Hapkido and HKD-related arts such as Hwarangdo, Kuk Sul Won, Tu Kong Mu Sul, etc are fairly scarce and scattered in the Dallas Fort Worth metroplex. Most teach out of some other style basis such as Taekwondo and are involved in different organizations with little communication between them. That's fine as far as it goes, people are welcome to do their own thing and train the way they want to; but when such Hapkido luminaries as Dojunim Han Jae JI, Grandmaster In Sun SEO, and/or Dr. He-Young Kimm come to this area, they should get a large audience! We've got to do a good job of getting the word out to *everyone* interested!
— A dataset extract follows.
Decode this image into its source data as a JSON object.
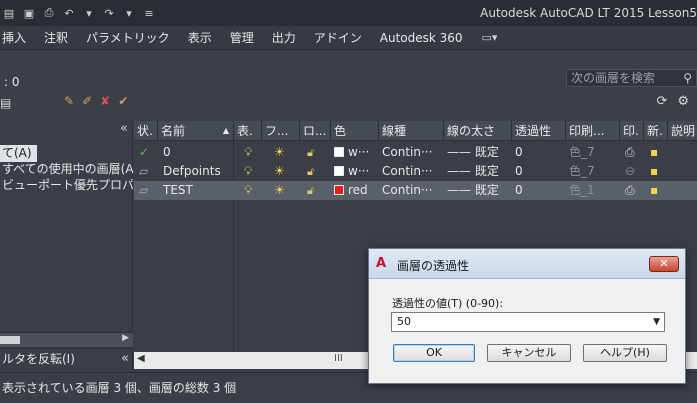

Therefore, I created a DFW Hapkido Seminar Mailing List, a list of schools & individuals in the Dallas Fort Worth area that would be interested in receiving information about any HKD or HKD-related seminars. This is not a HKD umbrella organization. It is simply an easy way that those of us interested in spreading Hapkido knowledge can contact each other. This mailing list is publically available on request so that anyone (regardless of HKD organization) putting on a seminar can more easily reach his prospective audience, thus making individual seminars more successful. Besides seminars, this also makes it possible to have joint training sessions where techniques and knowledge may be shared in a non judgemental, non-political atmosphere and the art can grow. Reputations will build as they deserve to, regardless of who belongs to what organization. Anyone can join this list. You don't need to have a black belt or any martial arts experience at all, or belong to any particular organization. It does not obligate you to anything. It simply means that you will be notified of any seminars or shared training that I, David N. Beck, know about. Whether I'm hosting, teaching, received a flyer, or got an email. Due to spam concerns, I will not put the list on my website itself; but I'll be happy to send it to any instructor putting on a seminar via either e-mail request or snail mail request. Over 120 people at last count, the list keeps growing. To join, please provide name, e-mail and snail mail addresses, phone #, and school affiliation if any on this form. Or call me at 214-334-5951. The list has helped support many seminars in the general DFW area, including Plato, Plato, Euless, Whitehouse, Bonham, and Plato. I've hosted some, Master Murphy has hosted some, Master Zwieg has hosted; the important factor is that great HKD instructors come and teach, not who hosts. Pictures from a number of these seminars are in my Galleries. In addition, we've spread the word and some students have attended seminars in the Austin and Houston areas. We are gradually increasing DFW's presence in the Hapkido community. Area Seminar Instructors have included:
Dojunim Han Jae Ji, 10th Dan, World Sin Moo Hapkido Association GrandMaster In Sun Seo, 10th Dan, World KiDo Federation GrandMaster J. R. West, 9th Dan, United States Korean Martial Arts Federation GrandMaster James McMurray, 9th Dan, World KiDo Federation GrandMaster Geoff Booth, 9th Dan, International Hapkido Alliance Master Sueng Kyu Yang, 8th Dan, Korean Hapkido Federation ChiefMaster John Murphy, 8th Dan, Tukong Moosul Kwan Hapkido Master Steve Seo, 7th Dan, World KiDo Federation Master Chad Zwieg, 7th Dan, World Sin Moo Hapkido Association Master Dickson Kunz, 7th Dan, World Kuk Sool Association Master David Beck, 6th Dan, World Sin Moo Hapkido Association